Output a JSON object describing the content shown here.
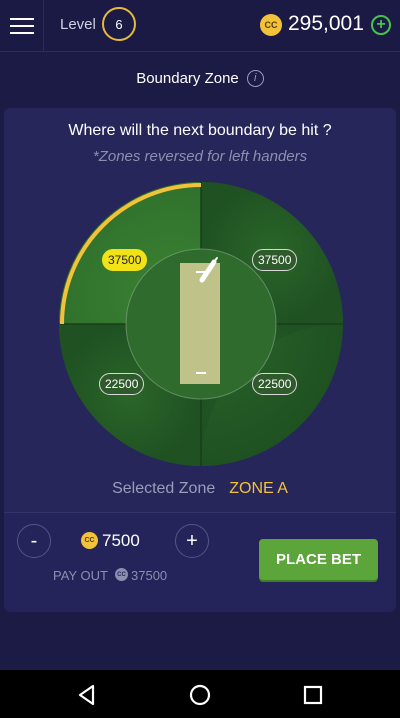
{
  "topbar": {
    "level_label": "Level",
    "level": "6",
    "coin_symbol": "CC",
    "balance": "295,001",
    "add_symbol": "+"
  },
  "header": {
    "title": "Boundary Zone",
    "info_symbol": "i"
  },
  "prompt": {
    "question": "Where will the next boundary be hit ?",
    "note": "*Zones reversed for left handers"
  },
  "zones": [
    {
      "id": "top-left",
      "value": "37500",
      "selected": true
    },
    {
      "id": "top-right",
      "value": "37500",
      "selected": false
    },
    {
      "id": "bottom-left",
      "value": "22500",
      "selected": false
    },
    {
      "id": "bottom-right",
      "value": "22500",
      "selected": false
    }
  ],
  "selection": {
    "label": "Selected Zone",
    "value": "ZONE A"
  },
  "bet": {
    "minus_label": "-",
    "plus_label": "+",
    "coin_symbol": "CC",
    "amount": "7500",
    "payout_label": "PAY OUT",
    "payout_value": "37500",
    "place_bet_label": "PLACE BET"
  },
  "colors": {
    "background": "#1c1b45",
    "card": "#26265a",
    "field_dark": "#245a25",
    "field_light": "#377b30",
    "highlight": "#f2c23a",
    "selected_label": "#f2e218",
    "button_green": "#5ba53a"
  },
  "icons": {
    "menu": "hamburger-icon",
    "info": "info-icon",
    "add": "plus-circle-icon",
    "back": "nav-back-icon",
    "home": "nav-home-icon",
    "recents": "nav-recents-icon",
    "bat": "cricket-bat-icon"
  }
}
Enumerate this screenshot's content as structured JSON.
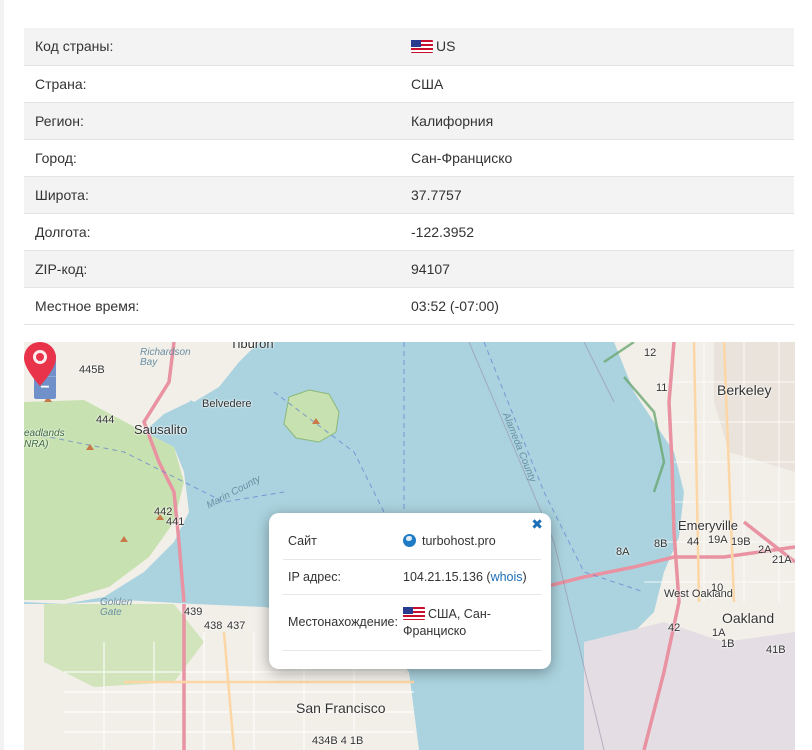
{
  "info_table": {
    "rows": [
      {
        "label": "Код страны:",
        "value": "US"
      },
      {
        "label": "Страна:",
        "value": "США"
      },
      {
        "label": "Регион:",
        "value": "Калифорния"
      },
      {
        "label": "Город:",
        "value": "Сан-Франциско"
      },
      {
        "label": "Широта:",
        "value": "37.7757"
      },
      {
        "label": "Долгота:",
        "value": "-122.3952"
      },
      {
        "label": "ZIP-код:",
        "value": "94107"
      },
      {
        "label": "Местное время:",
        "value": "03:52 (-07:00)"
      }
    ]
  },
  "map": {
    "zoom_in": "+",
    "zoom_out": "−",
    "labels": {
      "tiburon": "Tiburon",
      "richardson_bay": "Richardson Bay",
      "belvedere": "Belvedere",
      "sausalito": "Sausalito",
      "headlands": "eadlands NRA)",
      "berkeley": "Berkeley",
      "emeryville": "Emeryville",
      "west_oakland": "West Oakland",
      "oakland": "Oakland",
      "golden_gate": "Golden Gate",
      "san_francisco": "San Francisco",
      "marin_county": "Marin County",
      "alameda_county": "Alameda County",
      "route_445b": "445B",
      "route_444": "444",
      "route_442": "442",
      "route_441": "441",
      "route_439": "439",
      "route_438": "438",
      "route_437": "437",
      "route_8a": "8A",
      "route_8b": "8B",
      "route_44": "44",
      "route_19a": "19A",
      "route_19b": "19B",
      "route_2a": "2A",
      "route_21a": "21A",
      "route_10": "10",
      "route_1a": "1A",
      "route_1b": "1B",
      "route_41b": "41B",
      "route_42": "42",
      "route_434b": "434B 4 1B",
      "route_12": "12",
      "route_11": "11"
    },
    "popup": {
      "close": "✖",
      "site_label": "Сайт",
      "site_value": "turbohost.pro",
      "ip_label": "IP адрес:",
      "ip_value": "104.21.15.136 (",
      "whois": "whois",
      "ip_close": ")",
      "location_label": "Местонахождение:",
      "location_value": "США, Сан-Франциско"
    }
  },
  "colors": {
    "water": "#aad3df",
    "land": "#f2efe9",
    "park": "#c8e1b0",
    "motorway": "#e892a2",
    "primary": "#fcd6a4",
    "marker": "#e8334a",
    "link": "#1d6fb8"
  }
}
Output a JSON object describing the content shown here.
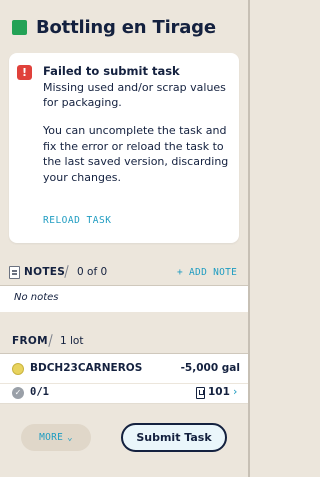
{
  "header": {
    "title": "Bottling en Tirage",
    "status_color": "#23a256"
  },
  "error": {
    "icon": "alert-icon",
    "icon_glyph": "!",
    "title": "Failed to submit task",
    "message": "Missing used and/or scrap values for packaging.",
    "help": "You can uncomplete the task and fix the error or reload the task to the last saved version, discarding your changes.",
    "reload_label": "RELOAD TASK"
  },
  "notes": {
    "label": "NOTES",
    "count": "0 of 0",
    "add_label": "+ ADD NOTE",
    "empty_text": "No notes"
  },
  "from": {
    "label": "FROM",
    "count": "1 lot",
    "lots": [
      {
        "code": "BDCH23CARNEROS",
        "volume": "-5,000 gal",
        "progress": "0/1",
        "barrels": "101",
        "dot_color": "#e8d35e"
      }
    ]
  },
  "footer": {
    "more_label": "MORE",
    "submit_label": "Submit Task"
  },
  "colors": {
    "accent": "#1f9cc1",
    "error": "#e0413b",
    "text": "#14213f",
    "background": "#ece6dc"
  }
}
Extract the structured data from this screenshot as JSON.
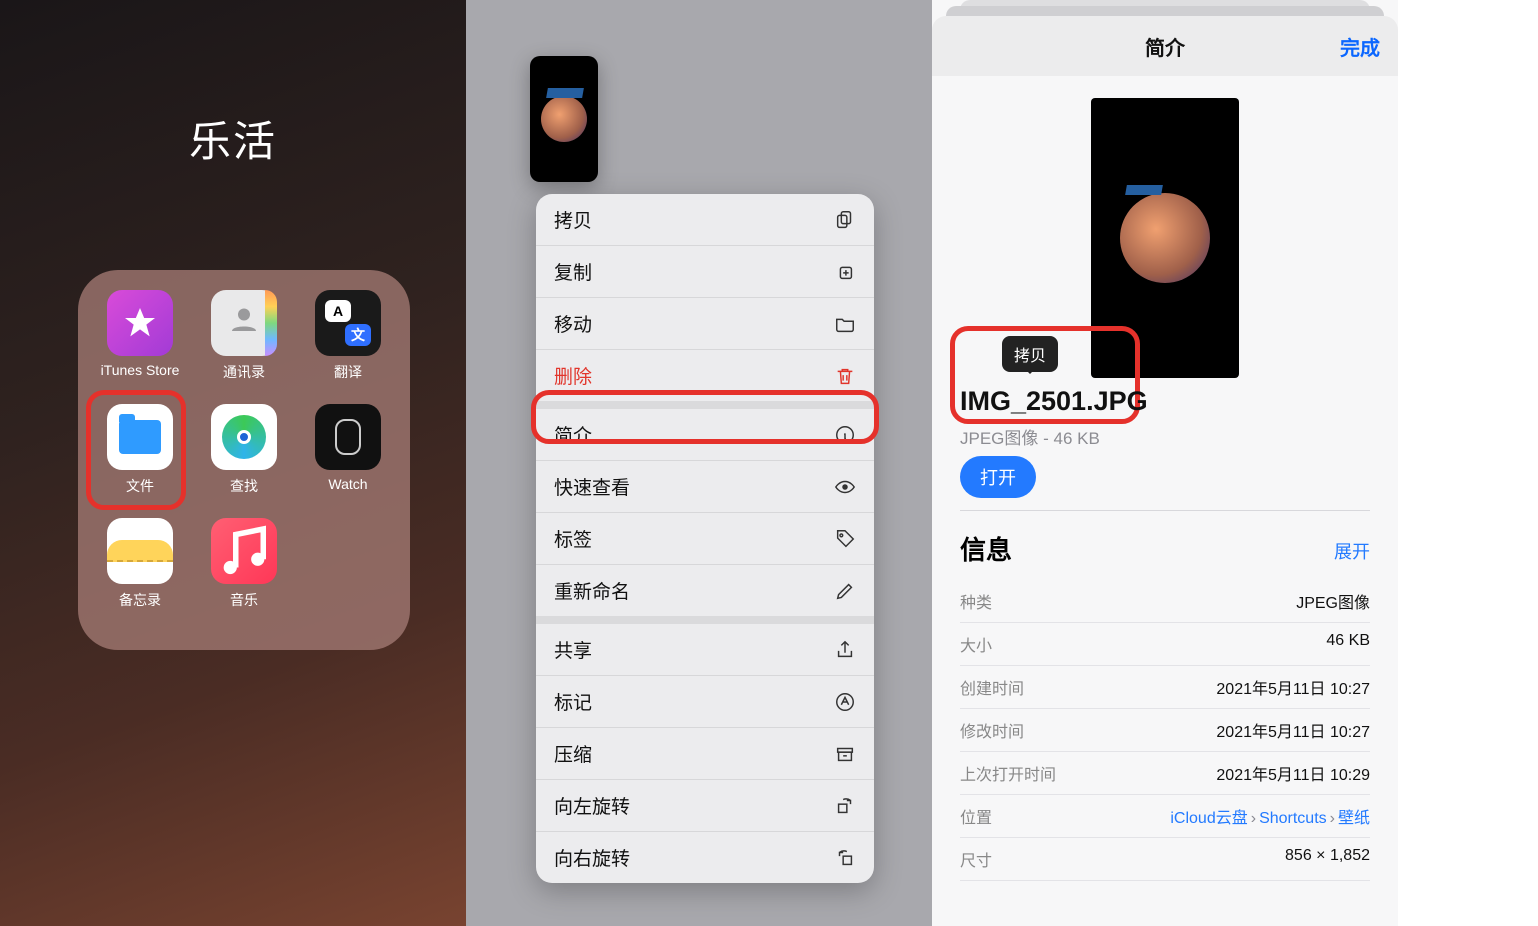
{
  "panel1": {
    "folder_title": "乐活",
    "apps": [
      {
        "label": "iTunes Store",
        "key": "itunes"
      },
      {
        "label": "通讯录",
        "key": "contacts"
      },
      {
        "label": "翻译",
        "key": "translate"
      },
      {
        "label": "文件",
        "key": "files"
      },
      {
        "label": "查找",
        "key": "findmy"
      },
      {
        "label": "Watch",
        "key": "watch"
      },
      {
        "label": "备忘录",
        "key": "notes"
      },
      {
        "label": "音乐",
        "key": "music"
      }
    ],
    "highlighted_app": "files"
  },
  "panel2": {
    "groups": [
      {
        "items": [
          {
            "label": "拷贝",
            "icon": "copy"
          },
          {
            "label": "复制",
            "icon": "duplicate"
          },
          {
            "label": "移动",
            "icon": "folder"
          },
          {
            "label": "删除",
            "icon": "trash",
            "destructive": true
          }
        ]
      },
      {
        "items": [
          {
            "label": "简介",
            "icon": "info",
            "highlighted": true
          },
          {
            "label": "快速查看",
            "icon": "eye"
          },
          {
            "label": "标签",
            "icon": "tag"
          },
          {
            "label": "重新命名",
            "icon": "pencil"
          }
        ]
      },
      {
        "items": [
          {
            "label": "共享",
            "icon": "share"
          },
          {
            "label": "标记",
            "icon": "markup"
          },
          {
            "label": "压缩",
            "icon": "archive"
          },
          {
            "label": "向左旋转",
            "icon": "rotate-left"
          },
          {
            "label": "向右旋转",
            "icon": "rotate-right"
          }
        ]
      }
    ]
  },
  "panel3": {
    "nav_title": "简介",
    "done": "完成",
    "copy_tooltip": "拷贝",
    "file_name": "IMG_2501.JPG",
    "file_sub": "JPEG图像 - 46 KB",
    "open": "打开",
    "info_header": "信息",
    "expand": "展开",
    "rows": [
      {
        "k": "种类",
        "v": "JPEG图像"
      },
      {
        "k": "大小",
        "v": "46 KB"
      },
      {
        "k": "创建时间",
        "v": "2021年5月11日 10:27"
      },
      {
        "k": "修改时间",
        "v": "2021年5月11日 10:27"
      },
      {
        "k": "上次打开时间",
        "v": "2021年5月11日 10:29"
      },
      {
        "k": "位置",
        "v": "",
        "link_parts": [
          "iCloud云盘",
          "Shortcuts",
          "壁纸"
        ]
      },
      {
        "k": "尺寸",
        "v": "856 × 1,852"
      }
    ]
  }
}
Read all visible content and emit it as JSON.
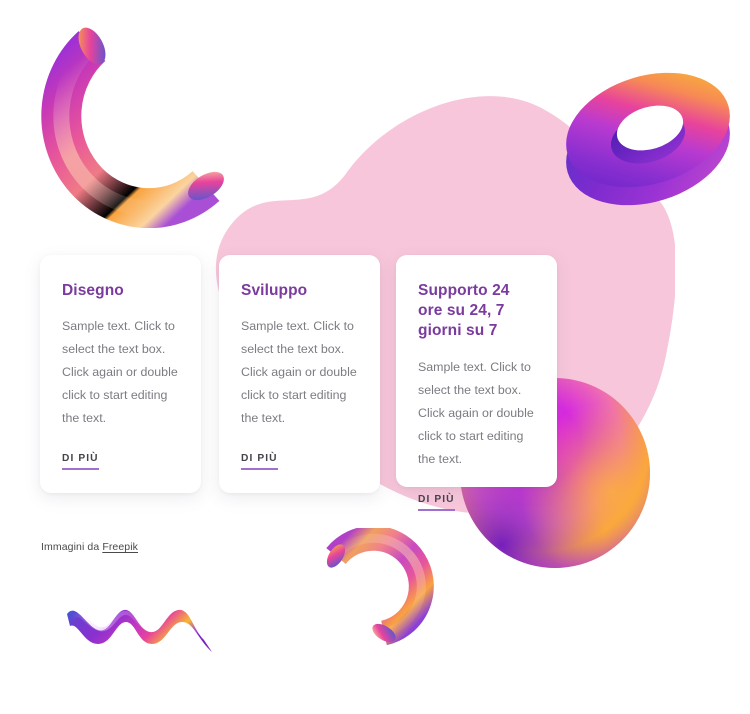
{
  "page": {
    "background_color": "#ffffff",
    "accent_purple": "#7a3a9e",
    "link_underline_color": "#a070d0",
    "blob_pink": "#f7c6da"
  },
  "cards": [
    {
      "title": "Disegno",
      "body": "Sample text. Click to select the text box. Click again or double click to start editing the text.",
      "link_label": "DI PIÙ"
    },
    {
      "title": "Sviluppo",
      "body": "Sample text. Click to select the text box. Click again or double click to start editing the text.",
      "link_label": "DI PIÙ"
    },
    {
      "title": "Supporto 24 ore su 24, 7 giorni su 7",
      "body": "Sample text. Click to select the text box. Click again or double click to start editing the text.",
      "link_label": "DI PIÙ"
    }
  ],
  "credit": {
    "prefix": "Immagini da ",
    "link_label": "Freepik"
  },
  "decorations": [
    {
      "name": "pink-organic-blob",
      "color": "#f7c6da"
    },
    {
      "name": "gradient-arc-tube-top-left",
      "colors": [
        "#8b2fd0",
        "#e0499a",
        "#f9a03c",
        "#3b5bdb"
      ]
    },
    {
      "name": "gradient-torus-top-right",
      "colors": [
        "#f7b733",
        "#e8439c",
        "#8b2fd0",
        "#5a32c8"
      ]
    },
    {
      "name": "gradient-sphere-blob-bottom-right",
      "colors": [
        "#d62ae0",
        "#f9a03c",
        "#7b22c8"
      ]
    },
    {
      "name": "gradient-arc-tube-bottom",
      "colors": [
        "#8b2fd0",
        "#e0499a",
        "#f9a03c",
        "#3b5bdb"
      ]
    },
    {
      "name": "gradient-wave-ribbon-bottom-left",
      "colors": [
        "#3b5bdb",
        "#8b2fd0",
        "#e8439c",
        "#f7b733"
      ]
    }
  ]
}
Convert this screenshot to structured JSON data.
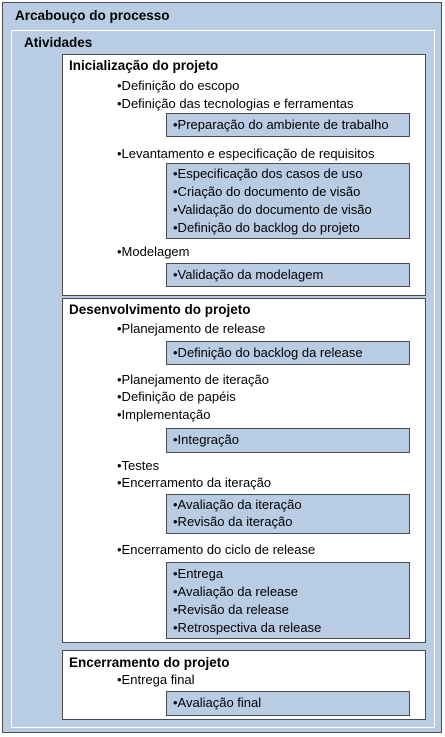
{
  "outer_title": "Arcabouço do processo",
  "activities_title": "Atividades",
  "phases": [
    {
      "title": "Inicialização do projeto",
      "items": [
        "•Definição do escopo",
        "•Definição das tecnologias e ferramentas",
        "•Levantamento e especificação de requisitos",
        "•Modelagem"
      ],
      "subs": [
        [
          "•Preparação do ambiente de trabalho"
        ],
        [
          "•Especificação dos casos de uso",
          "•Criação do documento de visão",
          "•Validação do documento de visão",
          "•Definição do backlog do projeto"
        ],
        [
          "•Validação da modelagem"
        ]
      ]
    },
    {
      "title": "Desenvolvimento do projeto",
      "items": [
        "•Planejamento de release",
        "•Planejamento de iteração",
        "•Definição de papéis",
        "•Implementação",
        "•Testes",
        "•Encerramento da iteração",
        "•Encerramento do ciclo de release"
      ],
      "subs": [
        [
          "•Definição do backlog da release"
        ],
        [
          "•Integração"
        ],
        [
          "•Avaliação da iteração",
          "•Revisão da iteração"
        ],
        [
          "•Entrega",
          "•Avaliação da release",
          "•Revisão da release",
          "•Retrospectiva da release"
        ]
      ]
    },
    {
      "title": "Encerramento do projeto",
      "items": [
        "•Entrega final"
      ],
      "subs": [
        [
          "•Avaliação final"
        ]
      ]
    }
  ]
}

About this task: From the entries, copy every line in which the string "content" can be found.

Solution below:
Output a JSON object describing the content shown here.
Enumerate this screenshot's content as structured JSON.
Output a JSON object describing the content shown here.
Read all visible content and emit it as JSON.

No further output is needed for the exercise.